How to teach your children to be grateful
Manila, Philippines – November is the month when many people offer thanks. It's a time when we look back, reflect on the year, and count our blessings.
At a time when many children are technologically savvy and constantly on the go, it's important to help them realize the many things they should be grateful for. Use these tips to help instill a sense of gratitude in each of your children, no matter their age, or the time of year.
- Start a gratitude jar. Using a large jar, basket, or container, ask your child to write down one thing a day that they are grateful for. Once a month open the jar and take turns reading tidbits of gratitude after dinner.
- Create a routine of giving thanks. While sitting at the dinner table, ask each member of the family to think about their day and share something that they are thankful for. Conversely, use this same time to ask everyone if there was something that they could improve upon or do better tomorrow.

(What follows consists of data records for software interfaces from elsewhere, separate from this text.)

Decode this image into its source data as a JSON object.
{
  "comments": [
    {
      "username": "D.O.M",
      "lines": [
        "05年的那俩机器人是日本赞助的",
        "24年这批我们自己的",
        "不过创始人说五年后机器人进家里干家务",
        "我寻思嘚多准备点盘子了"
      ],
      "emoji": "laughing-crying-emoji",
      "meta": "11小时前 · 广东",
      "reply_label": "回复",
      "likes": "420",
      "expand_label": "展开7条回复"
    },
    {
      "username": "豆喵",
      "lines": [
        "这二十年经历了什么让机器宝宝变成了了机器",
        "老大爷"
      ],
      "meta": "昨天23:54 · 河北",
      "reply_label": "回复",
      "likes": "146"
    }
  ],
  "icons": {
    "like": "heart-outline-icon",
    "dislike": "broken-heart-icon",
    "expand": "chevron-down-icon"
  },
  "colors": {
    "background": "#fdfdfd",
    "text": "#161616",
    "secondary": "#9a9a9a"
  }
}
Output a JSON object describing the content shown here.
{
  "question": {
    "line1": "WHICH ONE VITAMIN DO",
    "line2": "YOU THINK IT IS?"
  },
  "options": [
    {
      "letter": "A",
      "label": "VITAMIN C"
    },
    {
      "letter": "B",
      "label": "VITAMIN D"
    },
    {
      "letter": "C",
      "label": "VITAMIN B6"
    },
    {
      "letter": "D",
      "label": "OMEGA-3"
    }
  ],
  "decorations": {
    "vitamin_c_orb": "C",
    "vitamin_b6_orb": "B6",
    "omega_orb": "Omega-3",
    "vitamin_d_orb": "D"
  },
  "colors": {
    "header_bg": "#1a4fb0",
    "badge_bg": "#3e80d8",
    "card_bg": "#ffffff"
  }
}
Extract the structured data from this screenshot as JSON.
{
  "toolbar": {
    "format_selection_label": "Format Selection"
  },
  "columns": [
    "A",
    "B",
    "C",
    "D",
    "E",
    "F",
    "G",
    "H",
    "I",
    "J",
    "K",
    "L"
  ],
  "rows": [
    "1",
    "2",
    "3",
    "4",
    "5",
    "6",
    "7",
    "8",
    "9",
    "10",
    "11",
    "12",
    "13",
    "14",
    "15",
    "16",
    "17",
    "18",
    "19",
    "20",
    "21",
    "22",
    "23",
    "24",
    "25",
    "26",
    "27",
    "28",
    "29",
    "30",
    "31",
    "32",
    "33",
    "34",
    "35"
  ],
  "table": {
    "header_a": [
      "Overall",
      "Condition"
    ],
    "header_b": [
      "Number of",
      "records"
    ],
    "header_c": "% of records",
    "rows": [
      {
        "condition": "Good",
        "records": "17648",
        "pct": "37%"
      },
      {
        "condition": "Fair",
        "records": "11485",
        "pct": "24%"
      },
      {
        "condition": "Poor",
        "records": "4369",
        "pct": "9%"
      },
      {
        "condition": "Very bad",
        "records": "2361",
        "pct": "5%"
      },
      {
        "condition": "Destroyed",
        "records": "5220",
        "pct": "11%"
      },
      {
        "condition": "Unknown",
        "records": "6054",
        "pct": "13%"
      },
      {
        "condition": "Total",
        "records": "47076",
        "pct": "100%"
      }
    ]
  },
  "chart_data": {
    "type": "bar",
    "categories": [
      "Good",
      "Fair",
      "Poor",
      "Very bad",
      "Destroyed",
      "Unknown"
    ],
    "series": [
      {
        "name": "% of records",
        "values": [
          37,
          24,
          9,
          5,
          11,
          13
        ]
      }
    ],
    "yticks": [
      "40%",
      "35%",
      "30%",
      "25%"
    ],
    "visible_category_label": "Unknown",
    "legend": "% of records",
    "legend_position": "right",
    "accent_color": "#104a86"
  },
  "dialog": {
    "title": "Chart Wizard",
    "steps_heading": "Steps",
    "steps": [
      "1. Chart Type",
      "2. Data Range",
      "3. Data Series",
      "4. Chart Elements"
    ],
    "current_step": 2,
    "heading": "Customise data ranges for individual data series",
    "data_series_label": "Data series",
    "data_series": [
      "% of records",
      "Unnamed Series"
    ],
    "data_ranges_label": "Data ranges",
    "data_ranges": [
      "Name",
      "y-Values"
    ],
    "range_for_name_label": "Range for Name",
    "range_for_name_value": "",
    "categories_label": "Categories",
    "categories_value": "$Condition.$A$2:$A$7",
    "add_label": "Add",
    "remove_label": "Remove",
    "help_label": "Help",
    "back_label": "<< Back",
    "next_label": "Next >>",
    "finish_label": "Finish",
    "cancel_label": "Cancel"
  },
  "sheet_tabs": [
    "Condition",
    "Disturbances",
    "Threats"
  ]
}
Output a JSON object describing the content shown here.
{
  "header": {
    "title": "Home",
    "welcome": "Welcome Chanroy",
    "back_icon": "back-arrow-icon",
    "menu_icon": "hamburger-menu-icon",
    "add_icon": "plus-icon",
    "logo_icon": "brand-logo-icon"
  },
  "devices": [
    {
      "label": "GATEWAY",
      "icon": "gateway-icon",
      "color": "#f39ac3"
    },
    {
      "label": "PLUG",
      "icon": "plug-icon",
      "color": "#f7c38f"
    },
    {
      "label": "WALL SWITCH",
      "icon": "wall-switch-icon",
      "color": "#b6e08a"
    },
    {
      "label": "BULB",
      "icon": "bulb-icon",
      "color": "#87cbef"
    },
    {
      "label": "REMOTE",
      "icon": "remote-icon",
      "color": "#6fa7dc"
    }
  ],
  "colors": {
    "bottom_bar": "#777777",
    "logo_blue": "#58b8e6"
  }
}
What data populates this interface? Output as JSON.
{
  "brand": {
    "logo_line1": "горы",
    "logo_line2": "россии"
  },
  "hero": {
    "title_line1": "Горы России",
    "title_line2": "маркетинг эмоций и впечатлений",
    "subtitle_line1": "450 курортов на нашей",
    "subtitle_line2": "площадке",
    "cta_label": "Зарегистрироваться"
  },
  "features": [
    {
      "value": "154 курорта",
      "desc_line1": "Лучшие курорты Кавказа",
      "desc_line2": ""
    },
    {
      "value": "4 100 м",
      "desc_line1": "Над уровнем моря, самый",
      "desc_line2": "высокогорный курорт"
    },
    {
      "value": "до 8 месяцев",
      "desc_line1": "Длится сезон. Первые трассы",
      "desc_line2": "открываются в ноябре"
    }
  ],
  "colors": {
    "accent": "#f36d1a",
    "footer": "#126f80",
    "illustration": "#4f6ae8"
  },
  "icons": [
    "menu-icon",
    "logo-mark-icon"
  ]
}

- Model the behavior. Children learn what they see, not what you say. Keep a gratitude journal. Teach them to write in it frequently. Let their first entry be the ABC's of gratitude, naming one thing for each letter that they are grateful for.
- Write "Thank You" notes. We live in a time when we communicate through text messages, Twitter, and Facebook. Teach your children the value of writing a "Thank You" note by hand. Better yet, give them art materials and let them create their own "Thank You" card.
- Put together a "care package" of donations for an orphanage nearby. In the season of giving, teaching your child to share his blessings with those less fortunate can be a valuable lesson in gratitude. Use the activity as a jump off point.
- Practice Random Acts of Kindness (RAKs)
- Bake cookies for a neighbor just because.
- Help your Lola carry her bags.
- Pack a meal for a traffic officer. Deliver the packed meal with a smile.
- Deliver handmade cards to the elderly.
- Collect old books to donate to a community center.
- Read books of Thanksgiving and Gratitude
- Have you Filled your Bucket Today? by Carol McCloud
- The Giving Tree by Shel Silverstein
- Gratitude Soup by Olivia Rosewood
- Model courteous behavior. Saying a simple "Thank you," or even "Please" can go a long way. Teaching good manners is modeling good manners. Remember your child emulates your behavior.
Gratitude isn't "taught" over night, and it is certainly not something that children of a young age can grasp initially. Share the many things you are grateful for with your child and watch how he responds. Being grateful is something our kids begin to understand when we model the attitude. Grateful kids come from grateful parents. – Rappler.com
Michelle Ressa-Aventajado is a Filipino American who grew up in NY and now makes Manila her home. When she's not busy raising her 4 children, she enjoys teaching, reading and writing about her passions. Follow her blog Momma 'N Manila as she documents her adventures and growth in parenting.
Image of child with 'thank you' sign from Shutterstock.